But most importantly, why the second button? Why not the first, or the third? When I asked my informant this, she said simply, 「一番心臓に近いから」which translates to, “because it’s the closest to the heart.” There are other reasons but this was the one, she said, that everyone seemed to know and regard as most significant. The 第二ボタン had been close to the boy’s heart for the three years of high school, and so receiving it was symbolic of receiving his heart. They had learned that the custom came from soldiers giving their 第二ボタン to the girls they loved before they left for the war. Graduation is obviously very different from leaving for war, but both have the same sense of anxiety about the future, about saying everything that needs to be said, because it might be the last time they see the girl they like, with no school environment to connect them anymore.
My informant was unsure as to whether this custom was performed in all of Japan, or only in the Okinawa prefecture, which is relatively isolated from the rest of Japan. She is also unsure as to whether it is still performed–but when I asked one of my friends who currently goes to high school in Okinawa, she said that it still occurs, albeit less ritualistically and more only if the boy really, really likes a girl.

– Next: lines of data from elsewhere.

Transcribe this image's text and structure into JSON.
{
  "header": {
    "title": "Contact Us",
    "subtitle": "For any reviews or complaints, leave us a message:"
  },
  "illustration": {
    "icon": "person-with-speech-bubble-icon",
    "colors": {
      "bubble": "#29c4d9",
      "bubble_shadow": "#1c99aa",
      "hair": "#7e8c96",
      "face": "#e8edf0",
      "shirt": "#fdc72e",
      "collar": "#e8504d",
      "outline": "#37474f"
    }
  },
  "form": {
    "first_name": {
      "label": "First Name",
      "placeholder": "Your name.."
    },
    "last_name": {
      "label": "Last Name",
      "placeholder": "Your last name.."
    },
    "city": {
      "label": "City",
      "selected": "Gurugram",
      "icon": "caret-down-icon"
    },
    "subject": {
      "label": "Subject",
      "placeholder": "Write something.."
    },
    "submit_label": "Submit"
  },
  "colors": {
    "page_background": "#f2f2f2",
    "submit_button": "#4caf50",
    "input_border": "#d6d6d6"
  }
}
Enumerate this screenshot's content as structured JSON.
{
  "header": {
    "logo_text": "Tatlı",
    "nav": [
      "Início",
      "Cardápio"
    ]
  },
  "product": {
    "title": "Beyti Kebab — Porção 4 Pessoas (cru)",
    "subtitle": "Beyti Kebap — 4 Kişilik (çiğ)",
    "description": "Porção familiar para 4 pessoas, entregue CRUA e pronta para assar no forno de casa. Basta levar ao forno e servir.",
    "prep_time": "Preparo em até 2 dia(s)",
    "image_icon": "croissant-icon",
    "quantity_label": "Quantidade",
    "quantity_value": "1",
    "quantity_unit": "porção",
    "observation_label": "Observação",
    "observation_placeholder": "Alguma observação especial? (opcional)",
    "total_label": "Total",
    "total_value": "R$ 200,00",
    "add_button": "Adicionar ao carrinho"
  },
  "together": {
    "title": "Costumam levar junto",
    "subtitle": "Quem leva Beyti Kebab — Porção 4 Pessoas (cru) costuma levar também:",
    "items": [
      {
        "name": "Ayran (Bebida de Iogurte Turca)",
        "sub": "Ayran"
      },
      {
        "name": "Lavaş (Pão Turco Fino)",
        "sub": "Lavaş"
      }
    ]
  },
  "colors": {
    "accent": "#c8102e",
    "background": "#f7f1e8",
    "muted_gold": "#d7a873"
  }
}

This, I think, is probably because of the advancement in technology and the ease with which they can contact each other even long after they graduate; there is less of a need for such dramatic shows of affection if classmates can keep in touch through Facebook and their mobile phones.